To those who think that this concept is too idealistic, Umair Haque, the author of The New Capitalist Manifesto: Building a Disruptively Better Business, has a slightly different answer:
“Constructive capitalists are disrupting their rivals by creating thicker value. To become more competitive over the long term instead of just blocking competition temporarily, they are shifting from strategies to philosophies.”
Apple has done it. Nike has done it. Walmart has done it.
Lez Szabo has no doubts that visionary companies outperform traditional capitalistic enterprises.
“We see that dynamics in place – those brands are succeeding. We just had a presentation from a fund manager that was comparing the stock performance of those companies that are considered ESG [Environmental, social and governance criteria] principles and those based on a more conventional model. They [ESG companies] are outperforming the market in a pretty substantial way.”
And so, constructive capitalism is not just a far-reaching idealistic goal, Szabo added – it’s happening, and even becoming mainstream.
“The companies are realizing that this business model results in a longer-term accelerated performance,” he concluded.
From a more spiritual and holistic perspective, you could say that they are being rewarded for their ethical consciousness.
The question is why are we not seeing more of this “tegridy” in the cannabis space?
This article was not a piece of paid branded content. Brother David’s didn’t pay to promote their company on our website, nor are we in any other way financially associated.
We just thought it was important to put a spotlight on a cannabis brand standing up for the right thing.

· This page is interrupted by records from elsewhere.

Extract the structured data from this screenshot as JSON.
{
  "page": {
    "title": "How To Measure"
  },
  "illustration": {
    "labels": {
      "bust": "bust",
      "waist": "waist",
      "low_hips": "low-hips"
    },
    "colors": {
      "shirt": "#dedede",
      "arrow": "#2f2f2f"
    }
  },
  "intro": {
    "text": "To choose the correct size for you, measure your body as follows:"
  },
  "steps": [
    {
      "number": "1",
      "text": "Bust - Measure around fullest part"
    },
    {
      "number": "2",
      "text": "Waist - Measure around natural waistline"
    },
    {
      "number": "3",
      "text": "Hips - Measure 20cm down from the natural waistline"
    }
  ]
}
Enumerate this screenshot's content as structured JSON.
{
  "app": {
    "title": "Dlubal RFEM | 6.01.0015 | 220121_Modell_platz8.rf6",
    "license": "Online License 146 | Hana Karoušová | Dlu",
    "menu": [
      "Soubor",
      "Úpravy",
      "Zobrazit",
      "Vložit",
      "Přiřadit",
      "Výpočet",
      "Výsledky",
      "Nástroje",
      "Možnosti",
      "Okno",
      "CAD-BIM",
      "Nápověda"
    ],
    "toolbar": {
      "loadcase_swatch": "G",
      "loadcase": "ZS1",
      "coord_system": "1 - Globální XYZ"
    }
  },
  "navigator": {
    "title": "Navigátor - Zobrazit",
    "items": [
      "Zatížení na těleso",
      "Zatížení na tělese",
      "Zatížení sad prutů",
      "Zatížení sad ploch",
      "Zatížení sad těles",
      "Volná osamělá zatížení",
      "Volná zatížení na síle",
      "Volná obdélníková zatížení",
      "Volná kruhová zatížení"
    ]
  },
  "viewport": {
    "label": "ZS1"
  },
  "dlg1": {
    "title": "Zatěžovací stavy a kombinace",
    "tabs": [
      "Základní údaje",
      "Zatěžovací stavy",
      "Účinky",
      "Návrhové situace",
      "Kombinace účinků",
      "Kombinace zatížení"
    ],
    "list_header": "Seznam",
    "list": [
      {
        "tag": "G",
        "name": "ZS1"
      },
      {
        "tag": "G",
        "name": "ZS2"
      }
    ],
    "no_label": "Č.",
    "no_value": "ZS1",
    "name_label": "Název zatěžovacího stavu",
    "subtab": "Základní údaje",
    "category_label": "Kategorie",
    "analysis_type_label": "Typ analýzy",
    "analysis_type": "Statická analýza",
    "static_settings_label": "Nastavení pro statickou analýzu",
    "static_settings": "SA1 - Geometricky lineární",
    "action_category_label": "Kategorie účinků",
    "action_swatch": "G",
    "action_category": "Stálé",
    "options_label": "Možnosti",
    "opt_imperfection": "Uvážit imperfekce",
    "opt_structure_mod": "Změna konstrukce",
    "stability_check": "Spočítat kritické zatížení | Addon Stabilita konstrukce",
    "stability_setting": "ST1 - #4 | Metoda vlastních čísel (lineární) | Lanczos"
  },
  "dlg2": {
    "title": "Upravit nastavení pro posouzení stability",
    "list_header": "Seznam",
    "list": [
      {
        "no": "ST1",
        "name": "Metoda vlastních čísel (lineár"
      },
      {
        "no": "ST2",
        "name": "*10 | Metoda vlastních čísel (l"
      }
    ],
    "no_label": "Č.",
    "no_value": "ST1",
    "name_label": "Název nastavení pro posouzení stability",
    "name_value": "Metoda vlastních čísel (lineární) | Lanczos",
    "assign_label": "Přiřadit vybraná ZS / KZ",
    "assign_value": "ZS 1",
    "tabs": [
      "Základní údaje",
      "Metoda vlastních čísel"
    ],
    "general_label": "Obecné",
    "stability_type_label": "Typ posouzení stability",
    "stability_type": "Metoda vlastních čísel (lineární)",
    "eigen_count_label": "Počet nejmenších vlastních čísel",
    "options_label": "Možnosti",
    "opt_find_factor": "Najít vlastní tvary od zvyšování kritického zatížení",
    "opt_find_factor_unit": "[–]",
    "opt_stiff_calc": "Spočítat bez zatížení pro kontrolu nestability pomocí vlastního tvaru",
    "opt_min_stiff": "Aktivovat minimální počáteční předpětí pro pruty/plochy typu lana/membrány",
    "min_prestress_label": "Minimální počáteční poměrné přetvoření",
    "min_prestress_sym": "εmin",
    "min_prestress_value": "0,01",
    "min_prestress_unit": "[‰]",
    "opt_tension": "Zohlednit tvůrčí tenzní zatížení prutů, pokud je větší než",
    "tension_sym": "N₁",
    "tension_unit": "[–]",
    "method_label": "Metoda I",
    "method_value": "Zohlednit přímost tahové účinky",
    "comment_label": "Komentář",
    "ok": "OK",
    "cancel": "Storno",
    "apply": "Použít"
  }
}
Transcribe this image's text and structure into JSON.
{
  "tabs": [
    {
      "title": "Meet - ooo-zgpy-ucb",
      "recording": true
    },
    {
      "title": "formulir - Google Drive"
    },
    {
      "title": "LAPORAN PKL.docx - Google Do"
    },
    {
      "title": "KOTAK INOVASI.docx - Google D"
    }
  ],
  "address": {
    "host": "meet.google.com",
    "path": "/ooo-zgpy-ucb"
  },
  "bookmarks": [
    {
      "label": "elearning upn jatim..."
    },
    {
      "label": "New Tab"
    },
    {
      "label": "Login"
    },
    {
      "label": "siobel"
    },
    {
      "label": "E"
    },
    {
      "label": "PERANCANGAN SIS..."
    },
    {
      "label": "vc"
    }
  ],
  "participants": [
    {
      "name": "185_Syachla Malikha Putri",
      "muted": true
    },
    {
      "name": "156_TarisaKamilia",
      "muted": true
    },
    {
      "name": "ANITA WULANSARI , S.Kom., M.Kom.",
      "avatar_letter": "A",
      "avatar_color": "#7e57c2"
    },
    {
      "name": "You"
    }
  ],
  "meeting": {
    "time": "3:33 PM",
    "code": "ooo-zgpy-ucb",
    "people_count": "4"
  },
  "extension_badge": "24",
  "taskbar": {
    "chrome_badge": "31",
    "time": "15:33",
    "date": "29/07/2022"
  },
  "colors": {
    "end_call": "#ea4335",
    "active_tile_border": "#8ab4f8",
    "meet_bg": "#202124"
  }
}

To sum it up, constructive capitalism gives results. Being conscientious – or having tegridy – certainly pays off in all the ways that truly matter.